Neighbouring countries propagate such rumours to create confusion among the Afghan people and to sow distrust among Afghans and their foreign partners, observers say.
A Taliban attack on November 14 led to the razing of the main bazaar in Burka District and the destruction of more than two dozen shops, leaving many locals desperate.
Nineteen cases of the disease have been reported in six provinces since the Taliban forced an end to door-to-door polio vaccination campaigns in May.
More militants are renouncing violence and joining the peace process as Afghan forces step up operations against the Taliban and ISIS, officials and local residents say.
The election will occur April 20 as planned, said the country's election commission Tuesday in debunking earlier reports.
A host of former Afghan officials say Iran is deliberately stoking sectarian tensions in Afghanistan to drive up recruitment in its militias fighting in proxy wars across the region.
Although ISIS claimed responsibility, President Ashraf Ghani put part of the blame on the Taliban and on sanctuaries of suicide bombers in neighbouring countries.
The Afghan government is providing incentives for Herat farmers to grow saffron, worth up to $8 per gram, instead of illegal or haram crops such as opium poppies.
The power plant is expected to provide up to 3,600MW -- the equivalent of three nuclear power plants -- when it is completed in a decade.
Almost 2.2 million Afghans have been affected by drought in multiple provinces, which has displaced residents and destroyed crops, livestock and water supplies.
A suicide bomb tore through a banquet hall filled with hundreds of religious scholars gathered to mark the Prophet Mohammad's birthday, killing at least 55 people.
The Taliban are trying to keep security forces away from key poppy fields in Baghlan Province because they fear losing the illicit revenue. The government in response is expanding its efforts.
Former militants say they were disillusioned by promises of an Islamic caliphate and then realised the reality -- that ISIS is killing innocent Afghans at the behest of foreigners.
Farmers will be punished if they continue to grow illegal crops and local officials face dismissal if they fail to restrict poppy cultivation in the province, Nangarhar's governor warned.
Afghans who travelled to Iran for work tell harrowing stories about how their employers hooked them on drugs.
A group of Taliban militants, supported by Iranian intelligence agencies, killed at least 20 border troops and abducted another 20 in Farah Province, according to officials.
Thousands of people abandoned their homes in Hazara-dominated areas in the province the past week, as the Taliban intensified their fighting, killing dozens of innocent civilians.
Taliban leaders in Herat have expelled many of their disenchanted commanders and members who are reluctant to keep fighting.

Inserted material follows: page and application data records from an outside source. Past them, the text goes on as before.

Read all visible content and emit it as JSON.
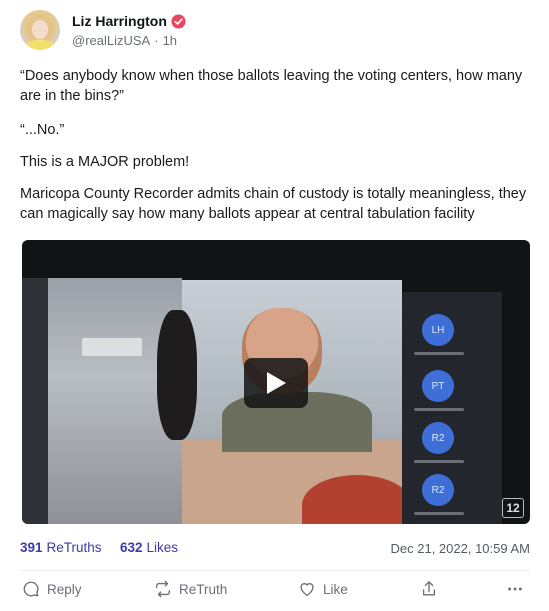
{
  "post": {
    "author_name": "Liz Harrington",
    "handle": "@realLizUSA",
    "separator": "·",
    "time_ago": "1h",
    "paragraphs": [
      "“Does anybody know when those ballots leaving the voting centers, how many are in the bins?”",
      "“...No.”",
      "This is a MAJOR problem!",
      "Maricopa County Recorder admits chain of custody is totally meaningless, they can magically say how many ballots appear at central tabulation facility"
    ]
  },
  "video": {
    "participants": [
      "LH",
      "PT",
      "R2",
      "R2"
    ],
    "channel_logo": "12",
    "play_icon": "play-icon"
  },
  "stats": {
    "retruths_count": "391",
    "retruths_label": "ReTruths",
    "likes_count": "632",
    "likes_label": "Likes",
    "date": "Dec 21, 2022, 10:59 AM"
  },
  "actions": {
    "reply_label": "Reply",
    "retruth_label": "ReTruth",
    "like_label": "Like"
  },
  "colors": {
    "verified_badge": "#e8455f",
    "stat_accent": "#3b3ba8",
    "participant_bubble": "#3d6fd6"
  }
}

Hundreds of popular uprising members are accompanying Afghan forces in joint operations against ISIS, which has long terrorised residents of Nangarhar Province.
The government has adopted sweeping anti-corruption reforms, enabling the Attorney General's Office to prosecute and imprison dozens of senior officials.
A Taliban splinter group deemed the summit 'bogus' while Afghans from all sides rejected Russia's alleged aim to foster peace.
We want to introduce the culture of Afghanistan to the world through animation, said Sara Barakzai, 24, the founder of the training course.
Through threats of violence and imprisonment, the Taliban militants pressure local farmers to pay ushr and then use the proceeds to fight the Afghan government, locals say.
As the craft declines, survival is becoming a growing challenge for the glassblowers in Herat, including Ghulam Sakhi, whose family has been making Herati glass for '200 or 300 years'.
A technical and vocational training centre is helping women in Kunduz Province gain the skills and tools necessary to earn a living and become self-sufficient.
Asking foreign humanitarian and aid organisations to help support Afghanistan's drought-affected areas is a money-making ploy for the Taliban.
US Army Maj. Brent Taylor 'died for the success of freedom and democracy in both of our countries', said Afghan National Army Maj. Abdul Rahman Rahmani.
Unable to confront Afghan forces directly, Taliban militants hid in civilians' homes on election day, resulting in the destruction of more than 50 houses and the deaths of residents unable to flee.
Iran is expelling drug addicts over the border into Afghanistan, raising concerns that some agents among could them be serving an Iranian political, economic or intelligence agenda.
Women from Jawzjan Province gathered October 29 in the provincial capital Sheberghan and urged the Taliban to make peace and end the bloodshed in the country.
Afghanistan moved up 16 places in the World Bank's rankings for ease of doing business.